▶ GIVEN ENTRIES:
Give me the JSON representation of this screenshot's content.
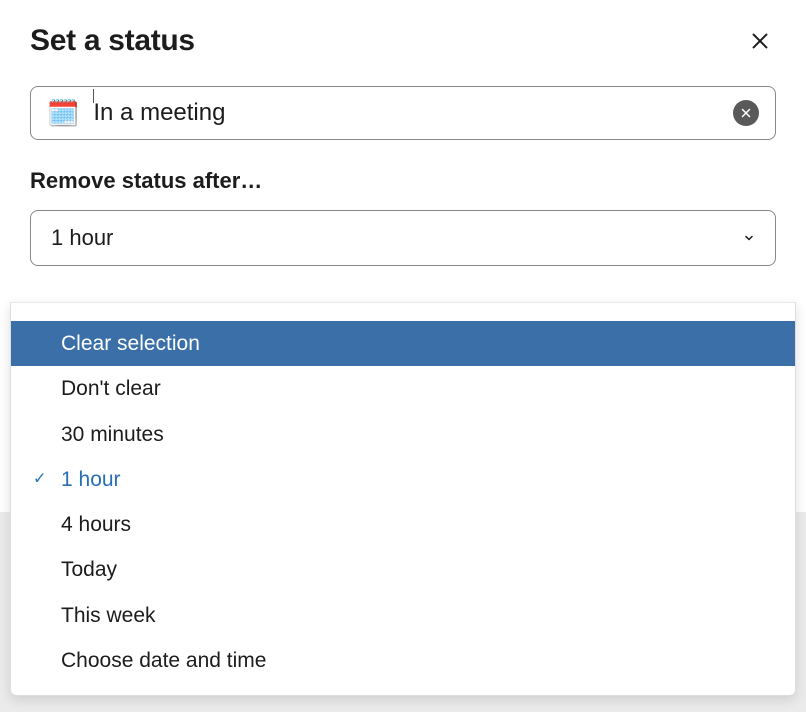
{
  "modal": {
    "title": "Set a status"
  },
  "status": {
    "emoji": "🗓️",
    "text": "In a meeting"
  },
  "remove_after": {
    "label": "Remove status after…",
    "selected": "1 hour"
  },
  "dropdown": {
    "highlighted_index": 0,
    "selected_index": 3,
    "items": [
      "Clear selection",
      "Don't clear",
      "30 minutes",
      "1 hour",
      "4 hours",
      "Today",
      "This week",
      "Choose date and time"
    ]
  }
}
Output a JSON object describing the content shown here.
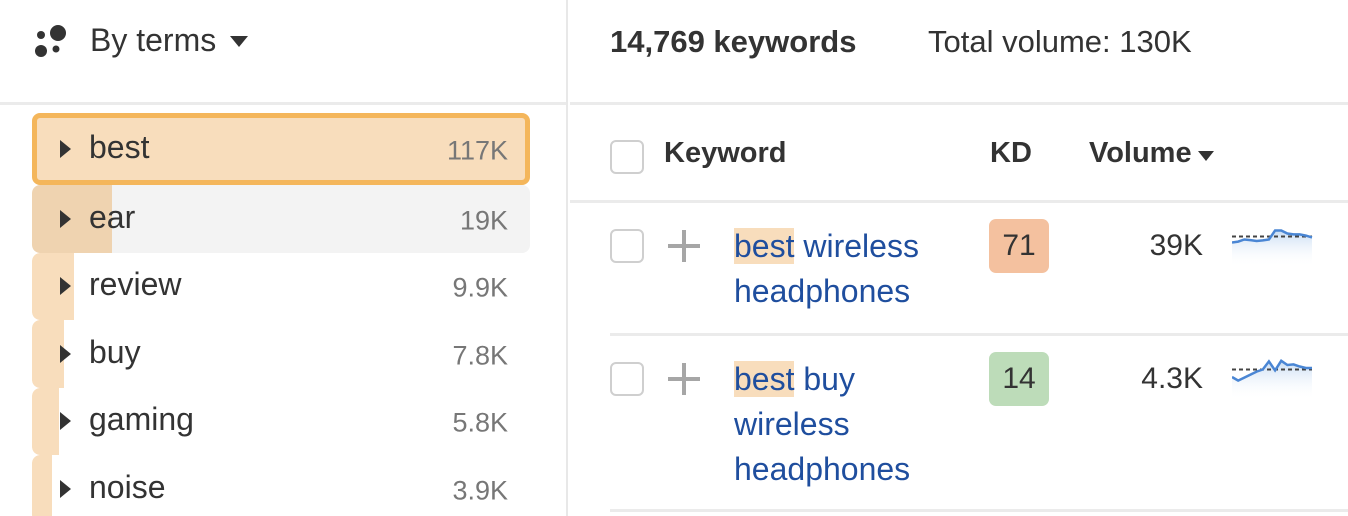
{
  "left_panel": {
    "group_by": {
      "icon": "clusters-icon",
      "label": "By terms"
    },
    "terms": [
      {
        "label": "best",
        "count": "117K",
        "share": 1.0,
        "state": "selected"
      },
      {
        "label": "ear",
        "count": "19K",
        "share": 0.162,
        "state": "hover"
      },
      {
        "label": "review",
        "count": "9.9K",
        "share": 0.085,
        "state": ""
      },
      {
        "label": "buy",
        "count": "7.8K",
        "share": 0.067,
        "state": ""
      },
      {
        "label": "gaming",
        "count": "5.8K",
        "share": 0.05,
        "state": ""
      },
      {
        "label": "noise",
        "count": "3.9K",
        "share": 0.033,
        "state": ""
      }
    ]
  },
  "summary": {
    "keywords": "14,769 keywords",
    "total_volume": "Total volume: 130K"
  },
  "table": {
    "headers": {
      "keyword": "Keyword",
      "kd": "KD",
      "volume": "Volume"
    },
    "rows": [
      {
        "highlight": "best",
        "rest": " wireless headphones",
        "kd": "71",
        "kd_color": "#f4c19f",
        "volume": "39K",
        "trend": [
          0.35,
          0.38,
          0.45,
          0.43,
          0.4,
          0.42,
          0.45,
          0.75,
          0.75,
          0.65,
          0.62,
          0.62,
          0.58,
          0.52
        ],
        "trend_avg": 0.55
      },
      {
        "highlight": "best",
        "rest": " buy wireless headphones",
        "kd": "14",
        "kd_color": "#bddcb9",
        "volume": "4.3K",
        "trend": [
          0.3,
          0.18,
          0.28,
          0.38,
          0.48,
          0.55,
          0.82,
          0.52,
          0.84,
          0.7,
          0.72,
          0.65,
          0.6,
          0.6
        ],
        "trend_avg": 0.55
      }
    ]
  },
  "colors": {
    "accent_bar": "#f8ddbc",
    "selected_border": "#f4b65b",
    "link": "#1f4e9e",
    "trend_line": "#4a86d4"
  }
}
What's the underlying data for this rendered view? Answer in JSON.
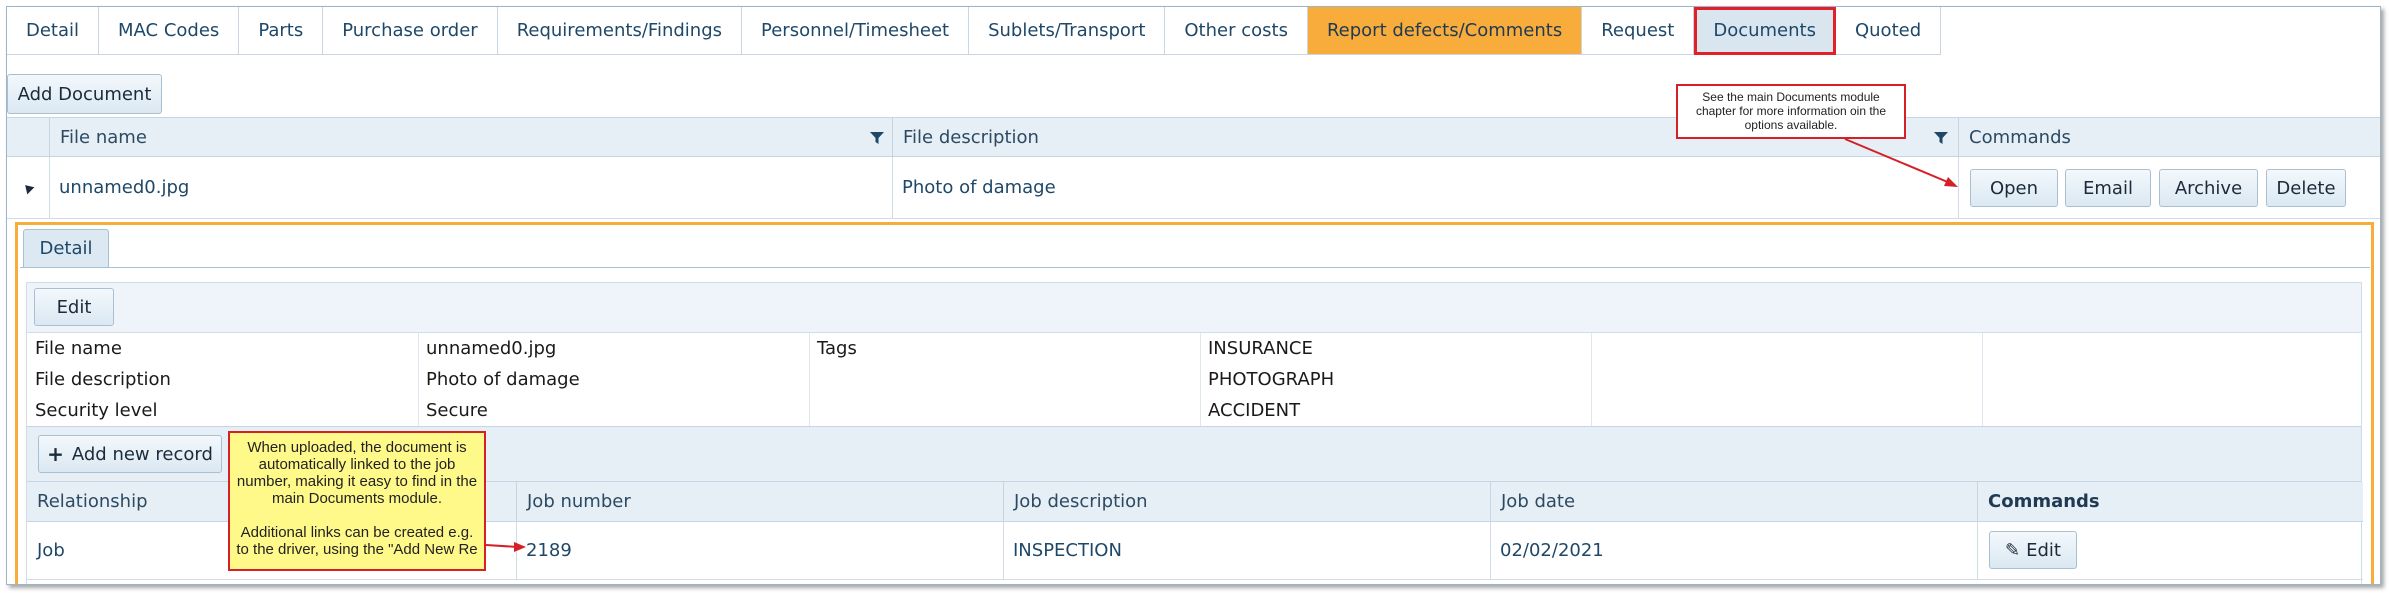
{
  "tabs": [
    {
      "label": "Detail",
      "state": "normal"
    },
    {
      "label": "MAC Codes",
      "state": "normal"
    },
    {
      "label": "Parts",
      "state": "normal"
    },
    {
      "label": "Purchase order",
      "state": "normal"
    },
    {
      "label": "Requirements/Findings",
      "state": "normal"
    },
    {
      "label": "Personnel/Timesheet",
      "state": "normal"
    },
    {
      "label": "Sublets/Transport",
      "state": "normal"
    },
    {
      "label": "Other costs",
      "state": "normal"
    },
    {
      "label": "Report defects/Comments",
      "state": "active"
    },
    {
      "label": "Request",
      "state": "normal"
    },
    {
      "label": "Documents",
      "state": "highlighted"
    },
    {
      "label": "Quoted",
      "state": "normal"
    }
  ],
  "toolbar": {
    "add_document": "Add Document"
  },
  "documents_grid": {
    "columns": {
      "file_name": "File name",
      "file_description": "File description",
      "commands": "Commands"
    },
    "row": {
      "file_name": "unnamed0.jpg",
      "file_description": "Photo of damage",
      "commands": {
        "open": "Open",
        "email": "Email",
        "archive": "Archive",
        "delete": "Delete"
      }
    }
  },
  "detail": {
    "tab_label": "Detail",
    "edit_label": "Edit",
    "fields": {
      "file_name_label": "File name",
      "file_name_value": "unnamed0.jpg",
      "file_description_label": "File description",
      "file_description_value": "Photo of damage",
      "security_level_label": "Security level",
      "security_level_value": "Secure",
      "tags_label": "Tags",
      "tags": [
        "INSURANCE",
        "PHOTOGRAPH",
        "ACCIDENT"
      ]
    },
    "add_new_record": "Add new record",
    "links_grid": {
      "columns": {
        "relationship": "Relationship",
        "job_number": "Job number",
        "job_description": "Job description",
        "job_date": "Job date",
        "commands": "Commands"
      },
      "row": {
        "relationship": "Job",
        "job_number": "2189",
        "job_description": "INSPECTION",
        "job_date": "02/02/2021",
        "edit": "Edit"
      }
    }
  },
  "annotations": {
    "commands_note": "See the main Documents module chapter for more information oin the options available.",
    "upload_note_1": "When uploaded, the document is automatically linked to the job number, making it easy to find in the main Documents module.",
    "upload_note_2": "Additional links can be created e.g. to the driver, using the \"Add New Re"
  },
  "colors": {
    "active_tab": "#f8ac3c",
    "highlight_border": "#e2202a",
    "header_bg": "#e6eff6",
    "link_text": "#1f4868",
    "note_yellow": "#fff98a"
  }
}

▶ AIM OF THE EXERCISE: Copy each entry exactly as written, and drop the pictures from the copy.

▶ REPLY TO THE TASK:
Give me the JSON representation of this screenshot's content.
{
  "modal": {
    "title": "Set a status"
  },
  "status": {
    "emoji": "🗓️",
    "text": "In a meeting"
  },
  "remove_after": {
    "label": "Remove status after…",
    "selected": "1 hour"
  },
  "dropdown": {
    "highlighted_index": 0,
    "selected_index": 3,
    "items": [
      "Clear selection",
      "Don't clear",
      "30 minutes",
      "1 hour",
      "4 hours",
      "Today",
      "This week",
      "Choose date and time"
    ]
  }
}
Output a JSON object describing the content shown here.
{
  "left_panel": {
    "group_by": {
      "icon": "clusters-icon",
      "label": "By terms"
    },
    "terms": [
      {
        "label": "best",
        "count": "117K",
        "share": 1.0,
        "state": "selected"
      },
      {
        "label": "ear",
        "count": "19K",
        "share": 0.162,
        "state": "hover"
      },
      {
        "label": "review",
        "count": "9.9K",
        "share": 0.085,
        "state": ""
      },
      {
        "label": "buy",
        "count": "7.8K",
        "share": 0.067,
        "state": ""
      },
      {
        "label": "gaming",
        "count": "5.8K",
        "share": 0.05,
        "state": ""
      },
      {
        "label": "noise",
        "count": "3.9K",
        "share": 0.033,
        "state": ""
      }
    ]
  },
  "summary": {
    "keywords": "14,769 keywords",
    "total_volume": "Total volume: 130K"
  },
  "table": {
    "headers": {
      "keyword": "Keyword",
      "kd": "KD",
      "volume": "Volume"
    },
    "rows": [
      {
        "highlight": "best",
        "rest": " wireless headphones",
        "kd": "71",
        "kd_color": "#f4c19f",
        "volume": "39K",
        "trend": [
          0.35,
          0.38,
          0.45,
          0.43,
          0.4,
          0.42,
          0.45,
          0.75,
          0.75,
          0.65,
          0.62,
          0.62,
          0.58,
          0.52
        ],
        "trend_avg": 0.55
      },
      {
        "highlight": "best",
        "rest": " buy wireless headphones",
        "kd": "14",
        "kd_color": "#bddcb9",
        "volume": "4.3K",
        "trend": [
          0.3,
          0.18,
          0.28,
          0.38,
          0.48,
          0.55,
          0.82,
          0.52,
          0.84,
          0.7,
          0.72,
          0.65,
          0.6,
          0.6
        ],
        "trend_avg": 0.55
      }
    ]
  },
  "colors": {
    "accent_bar": "#f8ddbc",
    "selected_border": "#f4b65b",
    "link": "#1f4e9e",
    "trend_line": "#4a86d4"
  }
}
What's the underlying data for this rendered view? Answer in JSON.
{
  "tabs": [
    {
      "label": "Detail",
      "state": "normal"
    },
    {
      "label": "MAC Codes",
      "state": "normal"
    },
    {
      "label": "Parts",
      "state": "normal"
    },
    {
      "label": "Purchase order",
      "state": "normal"
    },
    {
      "label": "Requirements/Findings",
      "state": "normal"
    },
    {
      "label": "Personnel/Timesheet",
      "state": "normal"
    },
    {
      "label": "Sublets/Transport",
      "state": "normal"
    },
    {
      "label": "Other costs",
      "state": "normal"
    },
    {
      "label": "Report defects/Comments",
      "state": "active"
    },
    {
      "label": "Request",
      "state": "normal"
    },
    {
      "label": "Documents",
      "state": "highlighted"
    },
    {
      "label": "Quoted",
      "state": "normal"
    }
  ],
  "toolbar": {
    "add_document": "Add Document"
  },
  "documents_grid": {
    "columns": {
      "file_name": "File name",
      "file_description": "File description",
      "commands": "Commands"
    },
    "row": {
      "file_name": "unnamed0.jpg",
      "file_description": "Photo of damage",
      "commands": {
        "open": "Open",
        "email": "Email",
        "archive": "Archive",
        "delete": "Delete"
      }
    }
  },
  "detail": {
    "tab_label": "Detail",
    "edit_label": "Edit",
    "fields": {
      "file_name_label": "File name",
      "file_name_value": "unnamed0.jpg",
      "file_description_label": "File description",
      "file_description_value": "Photo of damage",
      "security_level_label": "Security level",
      "security_level_value": "Secure",
      "tags_label": "Tags",
      "tags": [
        "INSURANCE",
        "PHOTOGRAPH",
        "ACCIDENT"
      ]
    },
    "add_new_record": "Add new record",
    "links_grid": {
      "columns": {
        "relationship": "Relationship",
        "job_number": "Job number",
        "job_description": "Job description",
        "job_date": "Job date",
        "commands": "Commands"
      },
      "row": {
        "relationship": "Job",
        "job_number": "2189",
        "job_description": "INSPECTION",
        "job_date": "02/02/2021",
        "edit": "Edit"
      }
    }
  },
  "annotations": {
    "commands_note": "See the main Documents module chapter for more information oin the options available.",
    "upload_note_1": "When uploaded, the document is automatically linked to the job number, making it easy to find in the main Documents module.",
    "upload_note_2": "Additional links can be created e.g. to the driver, using the \"Add New Re"
  },
  "colors": {
    "active_tab": "#f8ac3c",
    "highlight_border": "#e2202a",
    "header_bg": "#e6eff6",
    "link_text": "#1f4868",
    "note_yellow": "#fff98a"
  }
}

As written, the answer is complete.